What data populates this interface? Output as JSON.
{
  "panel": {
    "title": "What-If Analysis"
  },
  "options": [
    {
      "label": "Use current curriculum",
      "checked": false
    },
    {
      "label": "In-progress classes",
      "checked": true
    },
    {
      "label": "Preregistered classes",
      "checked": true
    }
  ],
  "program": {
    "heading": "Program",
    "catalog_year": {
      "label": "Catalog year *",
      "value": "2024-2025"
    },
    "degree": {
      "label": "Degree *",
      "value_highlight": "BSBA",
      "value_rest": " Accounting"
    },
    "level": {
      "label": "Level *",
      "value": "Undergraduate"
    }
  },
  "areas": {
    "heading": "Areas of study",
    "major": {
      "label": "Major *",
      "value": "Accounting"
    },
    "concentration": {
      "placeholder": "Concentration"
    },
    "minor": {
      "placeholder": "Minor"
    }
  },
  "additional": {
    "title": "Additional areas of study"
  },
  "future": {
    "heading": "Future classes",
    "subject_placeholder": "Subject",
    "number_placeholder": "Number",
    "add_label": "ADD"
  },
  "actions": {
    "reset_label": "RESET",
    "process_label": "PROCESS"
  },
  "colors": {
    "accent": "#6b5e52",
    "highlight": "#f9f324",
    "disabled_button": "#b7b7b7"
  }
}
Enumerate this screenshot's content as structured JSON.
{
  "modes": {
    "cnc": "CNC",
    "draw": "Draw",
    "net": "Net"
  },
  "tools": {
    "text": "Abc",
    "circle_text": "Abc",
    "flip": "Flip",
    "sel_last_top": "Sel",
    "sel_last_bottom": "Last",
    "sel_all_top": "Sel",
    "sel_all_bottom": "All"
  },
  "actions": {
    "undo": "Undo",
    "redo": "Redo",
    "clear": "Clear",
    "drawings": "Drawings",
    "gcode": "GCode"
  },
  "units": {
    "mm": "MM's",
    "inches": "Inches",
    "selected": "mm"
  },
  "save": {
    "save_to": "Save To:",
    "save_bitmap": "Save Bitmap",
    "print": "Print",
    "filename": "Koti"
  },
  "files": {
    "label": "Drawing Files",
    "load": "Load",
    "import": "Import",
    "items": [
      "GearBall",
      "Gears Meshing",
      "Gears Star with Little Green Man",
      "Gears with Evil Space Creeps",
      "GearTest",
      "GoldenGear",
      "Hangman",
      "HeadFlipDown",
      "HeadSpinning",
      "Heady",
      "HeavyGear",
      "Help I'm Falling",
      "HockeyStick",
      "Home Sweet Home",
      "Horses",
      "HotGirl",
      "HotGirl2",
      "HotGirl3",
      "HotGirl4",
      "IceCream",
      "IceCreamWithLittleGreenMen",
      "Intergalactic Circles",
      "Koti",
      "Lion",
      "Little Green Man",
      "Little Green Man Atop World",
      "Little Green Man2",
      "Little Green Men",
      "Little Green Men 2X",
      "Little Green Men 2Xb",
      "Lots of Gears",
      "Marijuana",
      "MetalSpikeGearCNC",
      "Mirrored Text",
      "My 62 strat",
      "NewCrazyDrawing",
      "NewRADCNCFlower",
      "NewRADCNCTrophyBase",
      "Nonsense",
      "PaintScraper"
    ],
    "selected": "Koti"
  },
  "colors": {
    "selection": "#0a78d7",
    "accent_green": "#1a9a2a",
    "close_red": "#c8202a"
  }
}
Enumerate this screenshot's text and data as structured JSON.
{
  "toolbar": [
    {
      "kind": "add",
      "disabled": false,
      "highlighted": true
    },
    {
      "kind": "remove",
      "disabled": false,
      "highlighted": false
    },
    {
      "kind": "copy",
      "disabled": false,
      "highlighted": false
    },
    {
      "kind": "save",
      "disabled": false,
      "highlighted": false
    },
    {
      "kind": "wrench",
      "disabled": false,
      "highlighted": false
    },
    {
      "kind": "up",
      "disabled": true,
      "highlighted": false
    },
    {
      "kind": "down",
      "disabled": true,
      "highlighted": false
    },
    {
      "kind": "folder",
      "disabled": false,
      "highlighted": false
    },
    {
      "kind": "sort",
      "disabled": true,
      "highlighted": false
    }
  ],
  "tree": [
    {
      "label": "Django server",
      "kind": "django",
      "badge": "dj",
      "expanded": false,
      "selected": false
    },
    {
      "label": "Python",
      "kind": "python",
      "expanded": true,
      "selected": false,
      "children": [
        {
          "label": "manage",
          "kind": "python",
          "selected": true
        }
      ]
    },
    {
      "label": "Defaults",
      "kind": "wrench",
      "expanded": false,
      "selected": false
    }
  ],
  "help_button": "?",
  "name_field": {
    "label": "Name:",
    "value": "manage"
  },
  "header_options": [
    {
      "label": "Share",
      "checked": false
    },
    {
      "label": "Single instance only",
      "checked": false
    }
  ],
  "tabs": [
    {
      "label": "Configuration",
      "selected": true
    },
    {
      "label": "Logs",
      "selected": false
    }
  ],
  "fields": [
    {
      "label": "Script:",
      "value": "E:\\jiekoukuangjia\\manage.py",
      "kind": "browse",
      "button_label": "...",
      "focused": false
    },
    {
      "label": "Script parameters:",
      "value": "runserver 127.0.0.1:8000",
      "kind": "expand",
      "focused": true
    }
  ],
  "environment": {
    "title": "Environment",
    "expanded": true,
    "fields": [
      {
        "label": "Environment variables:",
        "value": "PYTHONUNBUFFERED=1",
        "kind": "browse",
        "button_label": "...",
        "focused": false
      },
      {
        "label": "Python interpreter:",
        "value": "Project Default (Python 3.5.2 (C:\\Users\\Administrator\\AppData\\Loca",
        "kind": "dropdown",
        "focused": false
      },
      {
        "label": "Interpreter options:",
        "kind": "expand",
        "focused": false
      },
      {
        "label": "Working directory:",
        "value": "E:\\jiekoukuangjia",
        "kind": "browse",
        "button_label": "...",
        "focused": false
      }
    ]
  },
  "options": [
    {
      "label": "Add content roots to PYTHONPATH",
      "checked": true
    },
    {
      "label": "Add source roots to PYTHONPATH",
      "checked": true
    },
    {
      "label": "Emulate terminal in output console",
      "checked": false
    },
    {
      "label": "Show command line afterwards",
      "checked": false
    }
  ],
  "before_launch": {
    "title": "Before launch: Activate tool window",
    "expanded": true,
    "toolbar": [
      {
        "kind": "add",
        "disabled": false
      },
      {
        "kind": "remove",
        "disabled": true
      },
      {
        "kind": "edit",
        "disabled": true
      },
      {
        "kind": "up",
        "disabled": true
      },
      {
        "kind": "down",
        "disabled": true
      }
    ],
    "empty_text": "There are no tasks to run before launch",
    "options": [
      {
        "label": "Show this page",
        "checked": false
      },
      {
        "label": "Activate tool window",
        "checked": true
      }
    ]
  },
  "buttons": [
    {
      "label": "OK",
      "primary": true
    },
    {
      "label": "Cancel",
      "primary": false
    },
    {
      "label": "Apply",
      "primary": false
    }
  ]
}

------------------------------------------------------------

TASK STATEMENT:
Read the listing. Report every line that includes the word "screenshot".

SOLUTION BELOW:
Enumerate this screenshot's content as structured JSON.
Enumerate this screenshot's text and data as structured JSON.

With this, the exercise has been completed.